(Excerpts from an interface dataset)
---

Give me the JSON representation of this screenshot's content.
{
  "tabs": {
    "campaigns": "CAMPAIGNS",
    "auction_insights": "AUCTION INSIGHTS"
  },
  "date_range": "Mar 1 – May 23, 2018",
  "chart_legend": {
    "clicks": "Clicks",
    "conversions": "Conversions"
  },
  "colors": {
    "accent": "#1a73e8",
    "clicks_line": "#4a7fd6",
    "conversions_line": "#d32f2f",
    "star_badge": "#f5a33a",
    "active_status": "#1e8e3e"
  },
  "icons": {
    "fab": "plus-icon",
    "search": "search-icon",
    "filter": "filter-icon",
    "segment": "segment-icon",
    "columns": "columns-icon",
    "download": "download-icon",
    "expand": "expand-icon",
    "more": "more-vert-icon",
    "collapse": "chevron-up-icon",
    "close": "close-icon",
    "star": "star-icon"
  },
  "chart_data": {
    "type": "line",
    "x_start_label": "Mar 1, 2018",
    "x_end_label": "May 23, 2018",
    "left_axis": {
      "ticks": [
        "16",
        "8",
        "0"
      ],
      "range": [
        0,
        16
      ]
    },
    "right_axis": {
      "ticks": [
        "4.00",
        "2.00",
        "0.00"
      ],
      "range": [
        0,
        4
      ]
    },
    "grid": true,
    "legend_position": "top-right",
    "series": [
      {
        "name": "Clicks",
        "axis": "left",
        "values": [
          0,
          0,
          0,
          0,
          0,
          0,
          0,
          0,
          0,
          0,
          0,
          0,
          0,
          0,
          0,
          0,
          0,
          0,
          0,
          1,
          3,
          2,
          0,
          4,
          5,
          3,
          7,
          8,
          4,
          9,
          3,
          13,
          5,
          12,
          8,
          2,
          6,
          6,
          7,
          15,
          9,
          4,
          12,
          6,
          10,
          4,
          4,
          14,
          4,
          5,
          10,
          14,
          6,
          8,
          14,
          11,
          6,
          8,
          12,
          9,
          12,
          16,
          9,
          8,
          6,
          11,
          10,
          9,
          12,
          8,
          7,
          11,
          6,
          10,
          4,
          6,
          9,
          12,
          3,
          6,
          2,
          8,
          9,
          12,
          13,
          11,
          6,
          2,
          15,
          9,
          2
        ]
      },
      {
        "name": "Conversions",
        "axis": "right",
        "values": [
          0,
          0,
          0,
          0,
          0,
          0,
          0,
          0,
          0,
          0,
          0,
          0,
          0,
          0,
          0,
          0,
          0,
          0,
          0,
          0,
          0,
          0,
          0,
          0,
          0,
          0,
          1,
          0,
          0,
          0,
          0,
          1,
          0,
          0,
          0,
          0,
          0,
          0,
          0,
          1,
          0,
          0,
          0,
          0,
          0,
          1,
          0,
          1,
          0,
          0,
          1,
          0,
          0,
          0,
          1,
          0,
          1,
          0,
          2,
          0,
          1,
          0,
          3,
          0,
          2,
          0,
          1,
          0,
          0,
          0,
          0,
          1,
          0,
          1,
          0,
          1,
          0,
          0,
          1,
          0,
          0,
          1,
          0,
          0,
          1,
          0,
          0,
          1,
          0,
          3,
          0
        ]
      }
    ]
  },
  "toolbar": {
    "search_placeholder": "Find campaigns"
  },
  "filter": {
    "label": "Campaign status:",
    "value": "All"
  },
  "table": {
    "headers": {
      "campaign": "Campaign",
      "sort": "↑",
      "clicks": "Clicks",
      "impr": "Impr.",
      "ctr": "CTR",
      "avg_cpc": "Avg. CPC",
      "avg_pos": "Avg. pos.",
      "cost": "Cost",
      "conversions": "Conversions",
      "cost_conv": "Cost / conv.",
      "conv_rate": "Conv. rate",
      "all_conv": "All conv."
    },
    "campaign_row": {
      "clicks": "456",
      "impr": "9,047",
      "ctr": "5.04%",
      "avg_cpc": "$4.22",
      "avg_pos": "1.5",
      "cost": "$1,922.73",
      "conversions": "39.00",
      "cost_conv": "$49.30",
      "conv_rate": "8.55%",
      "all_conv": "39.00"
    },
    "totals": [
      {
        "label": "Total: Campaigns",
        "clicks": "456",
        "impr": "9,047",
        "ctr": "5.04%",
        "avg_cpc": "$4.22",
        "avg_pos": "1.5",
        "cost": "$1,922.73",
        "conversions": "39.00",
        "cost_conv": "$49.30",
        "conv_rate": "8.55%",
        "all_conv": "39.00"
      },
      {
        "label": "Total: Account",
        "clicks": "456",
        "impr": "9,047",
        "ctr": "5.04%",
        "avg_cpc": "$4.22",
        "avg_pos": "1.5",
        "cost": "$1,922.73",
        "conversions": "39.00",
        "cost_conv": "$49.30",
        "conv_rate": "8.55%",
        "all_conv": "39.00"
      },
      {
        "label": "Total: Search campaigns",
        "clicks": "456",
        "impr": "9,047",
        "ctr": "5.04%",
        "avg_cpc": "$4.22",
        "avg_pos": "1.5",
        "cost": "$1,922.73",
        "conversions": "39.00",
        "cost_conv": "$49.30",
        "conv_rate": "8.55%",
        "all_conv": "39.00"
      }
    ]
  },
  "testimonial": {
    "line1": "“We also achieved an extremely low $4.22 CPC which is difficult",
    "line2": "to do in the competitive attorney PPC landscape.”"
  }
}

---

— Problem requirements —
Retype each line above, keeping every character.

— Answer to this exercise —
Give me the JSON representation of this screenshot's content.
{
  "tabs": {
    "campaigns": "CAMPAIGNS",
    "auction_insights": "AUCTION INSIGHTS"
  },
  "date_range": "Mar 1 – May 23, 2018",
  "chart_legend": {
    "clicks": "Clicks",
    "conversions": "Conversions"
  },
  "colors": {
    "accent": "#1a73e8",
    "clicks_line": "#4a7fd6",
    "conversions_line": "#d32f2f",
    "star_badge": "#f5a33a",
    "active_status": "#1e8e3e"
  },
  "icons": {
    "fab": "plus-icon",
    "search": "search-icon",
    "filter": "filter-icon",
    "segment": "segment-icon",
    "columns": "columns-icon",
    "download": "download-icon",
    "expand": "expand-icon",
    "more": "more-vert-icon",
    "collapse": "chevron-up-icon",
    "close": "close-icon",
    "star": "star-icon"
  },
  "chart_data": {
    "type": "line",
    "x_start_label": "Mar 1, 2018",
    "x_end_label": "May 23, 2018",
    "left_axis": {
      "ticks": [
        "16",
        "8",
        "0"
      ],
      "range": [
        0,
        16
      ]
    },
    "right_axis": {
      "ticks": [
        "4.00",
        "2.00",
        "0.00"
      ],
      "range": [
        0,
        4
      ]
    },
    "grid": true,
    "legend_position": "top-right",
    "series": [
      {
        "name": "Clicks",
        "axis": "left",
        "values": [
          0,
          0,
          0,
          0,
          0,
          0,
          0,
          0,
          0,
          0,
          0,
          0,
          0,
          0,
          0,
          0,
          0,
          0,
          0,
          1,
          3,
          2,
          0,
          4,
          5,
          3,
          7,
          8,
          4,
          9,
          3,
          13,
          5,
          12,
          8,
          2,
          6,
          6,
          7,
          15,
          9,
          4,
          12,
          6,
          10,
          4,
          4,
          14,
          4,
          5,
          10,
          14,
          6,
          8,
          14,
          11,
          6,
          8,
          12,
          9,
          12,
          16,
          9,
          8,
          6,
          11,
          10,
          9,
          12,
          8,
          7,
          11,
          6,
          10,
          4,
          6,
          9,
          12,
          3,
          6,
          2,
          8,
          9,
          12,
          13,
          11,
          6,
          2,
          15,
          9,
          2
        ]
      },
      {
        "name": "Conversions",
        "axis": "right",
        "values": [
          0,
          0,
          0,
          0,
          0,
          0,
          0,
          0,
          0,
          0,
          0,
          0,
          0,
          0,
          0,
          0,
          0,
          0,
          0,
          0,
          0,
          0,
          0,
          0,
          0,
          0,
          1,
          0,
          0,
          0,
          0,
          1,
          0,
          0,
          0,
          0,
          0,
          0,
          0,
          1,
          0,
          0,
          0,
          0,
          0,
          1,
          0,
          1,
          0,
          0,
          1,
          0,
          0,
          0,
          1,
          0,
          1,
          0,
          2,
          0,
          1,
          0,
          3,
          0,
          2,
          0,
          1,
          0,
          0,
          0,
          0,
          1,
          0,
          1,
          0,
          1,
          0,
          0,
          1,
          0,
          0,
          1,
          0,
          0,
          1,
          0,
          0,
          1,
          0,
          3,
          0
        ]
      }
    ]
  },
  "toolbar": {
    "search_placeholder": "Find campaigns"
  },
  "filter": {
    "label": "Campaign status:",
    "value": "All"
  },
  "table": {
    "headers": {
      "campaign": "Campaign",
      "sort": "↑",
      "clicks": "Clicks",
      "impr": "Impr.",
      "ctr": "CTR",
      "avg_cpc": "Avg. CPC",
      "avg_pos": "Avg. pos.",
      "cost": "Cost",
      "conversions": "Conversions",
      "cost_conv": "Cost / conv.",
      "conv_rate": "Conv. rate",
      "all_conv": "All conv."
    },
    "campaign_row": {
      "clicks": "456",
      "impr": "9,047",
      "ctr": "5.04%",
      "avg_cpc": "$4.22",
      "avg_pos": "1.5",
      "cost": "$1,922.73",
      "conversions": "39.00",
      "cost_conv": "$49.30",
      "conv_rate": "8.55%",
      "all_conv": "39.00"
    },
    "totals": [
      {
        "label": "Total: Campaigns",
        "clicks": "456",
        "impr": "9,047",
        "ctr": "5.04%",
        "avg_cpc": "$4.22",
        "avg_pos": "1.5",
        "cost": "$1,922.73",
        "conversions": "39.00",
        "cost_conv": "$49.30",
        "conv_rate": "8.55%",
        "all_conv": "39.00"
      },
      {
        "label": "Total: Account",
        "clicks": "456",
        "impr": "9,047",
        "ctr": "5.04%",
        "avg_cpc": "$4.22",
        "avg_pos": "1.5",
        "cost": "$1,922.73",
        "conversions": "39.00",
        "cost_conv": "$49.30",
        "conv_rate": "8.55%",
        "all_conv": "39.00"
      },
      {
        "label": "Total: Search campaigns",
        "clicks": "456",
        "impr": "9,047",
        "ctr": "5.04%",
        "avg_cpc": "$4.22",
        "avg_pos": "1.5",
        "cost": "$1,922.73",
        "conversions": "39.00",
        "cost_conv": "$49.30",
        "conv_rate": "8.55%",
        "all_conv": "39.00"
      }
    ]
  },
  "testimonial": {
    "line1": "“We also achieved an extremely low $4.22 CPC which is difficult",
    "line2": "to do in the competitive attorney PPC landscape.”"
  }
}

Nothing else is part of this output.